While many women find that their skin improves in health and appearance during pregnancy, hormonal changes that occur during pregnancy as well as increased blood volume can lead to the production of increased histamines(1), chemicals in the body that can cause hives. Pregnancy-related weight gain may also lead to increased sweating, which can sometimes trigger hives. Some people develop hives as a result of pressure on the skin and pregnancy-related weight gain can increase the amount of pressure from things like sitting in one position for a while. Of course, pregnancy can be a stressful time for moms-to-be and stress can also trigger hives.
In most cases, though, hives that occur during pregnancy are not actually caused by the pregnancy but by something else, such as an allergic reaction to food, medication or something in the environment. Hives might also occur due to an infection, virus or parasite of some kind.
Hives are usually not a symptom of anything serious or dangerous for either mother or baby, although they can be very uncomfortable. Just to be safe, though, if you are experiencing hives and pregnancy, you need to see your health care provider for a diagnosis and treatment recommendations. Besides, even if your condition is not harmful, hives are uncomfortable and pregnancy carries enough discomforts already. You don’t need to deal with hives at the same time.

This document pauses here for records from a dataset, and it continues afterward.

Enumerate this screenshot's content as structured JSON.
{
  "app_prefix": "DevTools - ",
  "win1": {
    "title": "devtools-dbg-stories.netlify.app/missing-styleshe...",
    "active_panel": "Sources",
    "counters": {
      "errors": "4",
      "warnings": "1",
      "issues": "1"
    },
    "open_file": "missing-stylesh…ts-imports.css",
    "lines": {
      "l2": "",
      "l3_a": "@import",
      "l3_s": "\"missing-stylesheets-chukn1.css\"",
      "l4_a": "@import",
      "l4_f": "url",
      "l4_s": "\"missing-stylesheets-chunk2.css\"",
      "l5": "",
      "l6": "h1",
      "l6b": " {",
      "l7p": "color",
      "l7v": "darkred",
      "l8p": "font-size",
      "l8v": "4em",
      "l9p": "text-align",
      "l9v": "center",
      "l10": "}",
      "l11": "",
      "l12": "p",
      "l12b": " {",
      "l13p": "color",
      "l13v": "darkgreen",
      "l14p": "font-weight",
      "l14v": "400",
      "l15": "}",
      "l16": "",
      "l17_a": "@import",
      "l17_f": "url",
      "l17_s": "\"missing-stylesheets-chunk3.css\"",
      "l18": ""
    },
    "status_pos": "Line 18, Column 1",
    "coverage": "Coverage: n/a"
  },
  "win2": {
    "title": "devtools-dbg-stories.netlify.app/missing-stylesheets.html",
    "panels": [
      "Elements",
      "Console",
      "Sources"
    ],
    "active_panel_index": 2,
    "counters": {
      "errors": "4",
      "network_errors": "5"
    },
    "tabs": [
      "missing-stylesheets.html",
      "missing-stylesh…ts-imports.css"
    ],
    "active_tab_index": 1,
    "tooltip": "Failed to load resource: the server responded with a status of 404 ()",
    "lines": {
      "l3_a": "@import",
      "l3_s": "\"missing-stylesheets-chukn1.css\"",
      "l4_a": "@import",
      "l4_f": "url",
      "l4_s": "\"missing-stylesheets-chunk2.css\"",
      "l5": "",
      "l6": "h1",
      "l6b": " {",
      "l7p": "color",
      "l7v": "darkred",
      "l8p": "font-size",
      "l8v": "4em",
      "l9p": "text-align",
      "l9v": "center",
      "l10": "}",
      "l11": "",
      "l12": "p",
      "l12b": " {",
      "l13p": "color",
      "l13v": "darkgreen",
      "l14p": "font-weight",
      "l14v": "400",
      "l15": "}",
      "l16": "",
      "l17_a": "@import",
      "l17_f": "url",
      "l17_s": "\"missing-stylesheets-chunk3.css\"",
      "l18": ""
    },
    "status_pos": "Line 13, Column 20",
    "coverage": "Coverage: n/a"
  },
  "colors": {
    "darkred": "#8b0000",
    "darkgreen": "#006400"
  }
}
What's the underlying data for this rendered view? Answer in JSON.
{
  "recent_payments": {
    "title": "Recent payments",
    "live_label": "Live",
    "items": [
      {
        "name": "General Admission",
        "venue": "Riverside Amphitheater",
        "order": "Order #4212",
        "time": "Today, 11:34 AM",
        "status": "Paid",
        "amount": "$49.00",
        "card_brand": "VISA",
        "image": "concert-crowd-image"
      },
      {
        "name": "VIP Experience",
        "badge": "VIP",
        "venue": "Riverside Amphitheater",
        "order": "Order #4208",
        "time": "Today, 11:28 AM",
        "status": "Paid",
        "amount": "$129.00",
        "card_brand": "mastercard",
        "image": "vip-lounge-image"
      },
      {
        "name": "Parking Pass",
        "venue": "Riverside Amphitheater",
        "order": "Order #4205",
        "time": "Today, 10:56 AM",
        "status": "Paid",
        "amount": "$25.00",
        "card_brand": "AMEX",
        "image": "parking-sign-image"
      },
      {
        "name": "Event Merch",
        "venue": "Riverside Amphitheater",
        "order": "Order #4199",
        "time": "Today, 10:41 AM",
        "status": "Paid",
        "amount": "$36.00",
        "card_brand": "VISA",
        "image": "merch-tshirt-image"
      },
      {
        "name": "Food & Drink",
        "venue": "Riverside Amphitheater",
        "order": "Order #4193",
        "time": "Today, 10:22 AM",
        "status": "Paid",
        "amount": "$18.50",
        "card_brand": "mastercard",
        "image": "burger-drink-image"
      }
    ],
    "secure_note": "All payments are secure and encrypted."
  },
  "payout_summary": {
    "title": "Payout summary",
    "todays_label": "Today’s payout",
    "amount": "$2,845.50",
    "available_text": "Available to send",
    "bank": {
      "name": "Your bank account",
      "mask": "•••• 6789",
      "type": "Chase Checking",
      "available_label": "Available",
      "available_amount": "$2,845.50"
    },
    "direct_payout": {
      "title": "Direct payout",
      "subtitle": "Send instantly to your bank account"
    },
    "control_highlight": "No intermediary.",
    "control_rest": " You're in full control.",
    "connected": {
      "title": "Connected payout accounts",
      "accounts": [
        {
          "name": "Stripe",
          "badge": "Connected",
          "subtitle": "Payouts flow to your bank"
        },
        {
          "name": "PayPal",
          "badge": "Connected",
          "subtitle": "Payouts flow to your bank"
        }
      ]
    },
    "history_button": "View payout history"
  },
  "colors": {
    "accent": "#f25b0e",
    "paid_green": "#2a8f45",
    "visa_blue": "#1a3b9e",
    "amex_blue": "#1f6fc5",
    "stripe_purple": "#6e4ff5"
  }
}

Antihistamines are often used to treat hives but there is some disagreement among medical professionals about whether or not antihistamines are safe for use during pregnancy or while breastfeeding. Talk with your doctor or midwife about the risks and benefits of using antihistamines while pregnant and about other options for treating your hives, including natural remedies. Don’t take any over-the-counter medications without first consulting your doctor or midwife.
Rarely, hives are accompanied by swelling in the throat, which can be harmful or even life-threatening. If you have hives and also have trouble breathing or swallowing, have someone drive you to the nearest emergency room or call 911 right away.
There are some simple things you can do at home while you’re waiting to get in to see your health care provider or if you and your health care provider decide not to try medications to treat your hives. Try to avoid things that trigger your hives as much as you can, whether it’s certain foods, wool clothing, pet dander, certain soaps, too much exposure to sunlight or extremes in temperatures. Reducing your stress might help, if you’re able to do that. Things like gentle exercise, yoga, meditation or simply taking time out to relax all help with managing stress.
You might find applying cool wet compresses to the area affected by hives provides some relief. Taking a cool bath with oatmeal (look for colloidal oatmeal at any drugstore, which is finely ground oatmeal that won’t clog up your bathtub drain) or baking soda added to the water can also relieve itching temporarily. If the itching is keeping you awake at night or causing you to scratch so much it breaks your skin, talk to your health care provider about other ways to manage the itching.
(1)LiveStrong: Pregnancy and Hives